[RECORDS TO PROCESS Boundary: Start]

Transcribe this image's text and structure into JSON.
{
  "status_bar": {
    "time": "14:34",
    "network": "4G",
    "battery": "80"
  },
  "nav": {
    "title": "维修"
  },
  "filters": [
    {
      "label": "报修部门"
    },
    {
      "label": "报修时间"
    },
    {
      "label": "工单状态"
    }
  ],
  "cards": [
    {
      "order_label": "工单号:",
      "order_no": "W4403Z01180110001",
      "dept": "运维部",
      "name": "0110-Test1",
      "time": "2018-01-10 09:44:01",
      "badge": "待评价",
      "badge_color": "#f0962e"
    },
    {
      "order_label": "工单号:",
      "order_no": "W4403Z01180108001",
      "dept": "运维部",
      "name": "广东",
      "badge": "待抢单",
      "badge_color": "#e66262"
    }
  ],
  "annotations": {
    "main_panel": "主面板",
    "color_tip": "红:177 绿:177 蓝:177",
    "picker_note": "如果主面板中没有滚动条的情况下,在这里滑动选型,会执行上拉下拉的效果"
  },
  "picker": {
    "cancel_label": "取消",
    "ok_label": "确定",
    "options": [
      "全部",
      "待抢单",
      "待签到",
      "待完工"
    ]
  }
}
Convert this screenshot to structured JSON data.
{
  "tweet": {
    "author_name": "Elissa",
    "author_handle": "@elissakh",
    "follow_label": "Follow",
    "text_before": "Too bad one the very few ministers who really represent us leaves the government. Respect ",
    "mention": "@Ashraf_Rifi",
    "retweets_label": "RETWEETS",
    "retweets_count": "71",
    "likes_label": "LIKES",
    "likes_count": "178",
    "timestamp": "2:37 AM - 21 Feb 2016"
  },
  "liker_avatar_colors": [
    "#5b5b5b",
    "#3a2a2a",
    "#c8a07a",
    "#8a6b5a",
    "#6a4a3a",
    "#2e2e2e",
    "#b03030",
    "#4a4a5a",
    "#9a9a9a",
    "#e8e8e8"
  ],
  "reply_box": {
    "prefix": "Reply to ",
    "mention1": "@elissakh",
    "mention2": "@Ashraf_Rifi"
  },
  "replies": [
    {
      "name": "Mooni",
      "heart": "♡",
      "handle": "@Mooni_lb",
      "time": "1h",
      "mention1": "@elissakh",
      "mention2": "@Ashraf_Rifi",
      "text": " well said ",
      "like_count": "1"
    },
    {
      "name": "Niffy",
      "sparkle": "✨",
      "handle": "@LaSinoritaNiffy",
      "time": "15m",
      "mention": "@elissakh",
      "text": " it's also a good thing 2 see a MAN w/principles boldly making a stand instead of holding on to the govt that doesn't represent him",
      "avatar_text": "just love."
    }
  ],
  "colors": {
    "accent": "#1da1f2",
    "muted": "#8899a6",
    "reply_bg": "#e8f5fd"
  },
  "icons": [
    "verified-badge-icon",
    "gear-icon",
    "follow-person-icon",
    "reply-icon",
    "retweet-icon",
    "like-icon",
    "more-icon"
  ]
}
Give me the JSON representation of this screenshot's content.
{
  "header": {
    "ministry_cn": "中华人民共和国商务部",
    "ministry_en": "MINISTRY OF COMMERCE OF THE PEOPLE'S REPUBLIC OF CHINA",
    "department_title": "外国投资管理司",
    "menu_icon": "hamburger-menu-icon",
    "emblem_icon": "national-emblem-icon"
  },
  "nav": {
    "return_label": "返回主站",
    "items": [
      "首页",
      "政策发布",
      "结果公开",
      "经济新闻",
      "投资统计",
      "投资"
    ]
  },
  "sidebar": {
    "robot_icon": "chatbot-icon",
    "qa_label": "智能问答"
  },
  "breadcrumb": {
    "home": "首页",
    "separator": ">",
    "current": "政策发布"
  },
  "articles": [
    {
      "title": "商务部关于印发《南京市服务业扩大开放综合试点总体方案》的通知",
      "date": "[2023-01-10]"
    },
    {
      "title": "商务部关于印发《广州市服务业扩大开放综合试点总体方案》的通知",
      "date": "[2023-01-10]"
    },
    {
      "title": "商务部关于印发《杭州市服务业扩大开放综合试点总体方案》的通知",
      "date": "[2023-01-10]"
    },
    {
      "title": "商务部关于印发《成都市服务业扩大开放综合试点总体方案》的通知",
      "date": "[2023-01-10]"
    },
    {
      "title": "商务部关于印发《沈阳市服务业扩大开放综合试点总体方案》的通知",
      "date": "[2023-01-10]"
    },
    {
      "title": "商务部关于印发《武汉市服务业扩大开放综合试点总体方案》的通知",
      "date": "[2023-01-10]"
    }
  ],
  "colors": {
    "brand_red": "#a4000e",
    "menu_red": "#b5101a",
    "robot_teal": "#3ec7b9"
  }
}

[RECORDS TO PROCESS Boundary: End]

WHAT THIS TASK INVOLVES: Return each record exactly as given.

EXERCISE ANSWER:
Transcribe this image's text and structure into JSON.
{
  "status_bar": {
    "time": "14:34",
    "network": "4G",
    "battery": "80"
  },
  "nav": {
    "title": "维修"
  },
  "filters": [
    {
      "label": "报修部门"
    },
    {
      "label": "报修时间"
    },
    {
      "label": "工单状态"
    }
  ],
  "cards": [
    {
      "order_label": "工单号:",
      "order_no": "W4403Z01180110001",
      "dept": "运维部",
      "name": "0110-Test1",
      "time": "2018-01-10 09:44:01",
      "badge": "待评价",
      "badge_color": "#f0962e"
    },
    {
      "order_label": "工单号:",
      "order_no": "W4403Z01180108001",
      "dept": "运维部",
      "name": "广东",
      "badge": "待抢单",
      "badge_color": "#e66262"
    }
  ],
  "annotations": {
    "main_panel": "主面板",
    "color_tip": "红:177 绿:177 蓝:177",
    "picker_note": "如果主面板中没有滚动条的情况下,在这里滑动选型,会执行上拉下拉的效果"
  },
  "picker": {
    "cancel_label": "取消",
    "ok_label": "确定",
    "options": [
      "全部",
      "待抢单",
      "待签到",
      "待完工"
    ]
  }
}
Convert this screenshot to structured JSON data.
{
  "tweet": {
    "author_name": "Elissa",
    "author_handle": "@elissakh",
    "follow_label": "Follow",
    "text_before": "Too bad one the very few ministers who really represent us leaves the government. Respect ",
    "mention": "@Ashraf_Rifi",
    "retweets_label": "RETWEETS",
    "retweets_count": "71",
    "likes_label": "LIKES",
    "likes_count": "178",
    "timestamp": "2:37 AM - 21 Feb 2016"
  },
  "liker_avatar_colors": [
    "#5b5b5b",
    "#3a2a2a",
    "#c8a07a",
    "#8a6b5a",
    "#6a4a3a",
    "#2e2e2e",
    "#b03030",
    "#4a4a5a",
    "#9a9a9a",
    "#e8e8e8"
  ],
  "reply_box": {
    "prefix": "Reply to ",
    "mention1": "@elissakh",
    "mention2": "@Ashraf_Rifi"
  },
  "replies": [
    {
      "name": "Mooni",
      "heart": "♡",
      "handle": "@Mooni_lb",
      "time": "1h",
      "mention1": "@elissakh",
      "mention2": "@Ashraf_Rifi",
      "text": " well said ",
      "like_count": "1"
    },
    {
      "name": "Niffy",
      "sparkle": "✨",
      "handle": "@LaSinoritaNiffy",
      "time": "15m",
      "mention": "@elissakh",
      "text": " it's also a good thing 2 see a MAN w/principles boldly making a stand instead of holding on to the govt that doesn't represent him",
      "avatar_text": "just love."
    }
  ],
  "colors": {
    "accent": "#1da1f2",
    "muted": "#8899a6",
    "reply_bg": "#e8f5fd"
  },
  "icons": [
    "verified-badge-icon",
    "gear-icon",
    "follow-person-icon",
    "reply-icon",
    "retweet-icon",
    "like-icon",
    "more-icon"
  ]
}
Give me the JSON representation of this screenshot's content.
{
  "header": {
    "ministry_cn": "中华人民共和国商务部",
    "ministry_en": "MINISTRY OF COMMERCE OF THE PEOPLE'S REPUBLIC OF CHINA",
    "department_title": "外国投资管理司",
    "menu_icon": "hamburger-menu-icon",
    "emblem_icon": "national-emblem-icon"
  },
  "nav": {
    "return_label": "返回主站",
    "items": [
      "首页",
      "政策发布",
      "结果公开",
      "经济新闻",
      "投资统计",
      "投资"
    ]
  },
  "sidebar": {
    "robot_icon": "chatbot-icon",
    "qa_label": "智能问答"
  },
  "breadcrumb": {
    "home": "首页",
    "separator": ">",
    "current": "政策发布"
  },
  "articles": [
    {
      "title": "商务部关于印发《南京市服务业扩大开放综合试点总体方案》的通知",
      "date": "[2023-01-10]"
    },
    {
      "title": "商务部关于印发《广州市服务业扩大开放综合试点总体方案》的通知",
      "date": "[2023-01-10]"
    },
    {
      "title": "商务部关于印发《杭州市服务业扩大开放综合试点总体方案》的通知",
      "date": "[2023-01-10]"
    },
    {
      "title": "商务部关于印发《成都市服务业扩大开放综合试点总体方案》的通知",
      "date": "[2023-01-10]"
    },
    {
      "title": "商务部关于印发《沈阳市服务业扩大开放综合试点总体方案》的通知",
      "date": "[2023-01-10]"
    },
    {
      "title": "商务部关于印发《武汉市服务业扩大开放综合试点总体方案》的通知",
      "date": "[2023-01-10]"
    }
  ],
  "colors": {
    "brand_red": "#a4000e",
    "menu_red": "#b5101a",
    "robot_teal": "#3ec7b9"
  }
}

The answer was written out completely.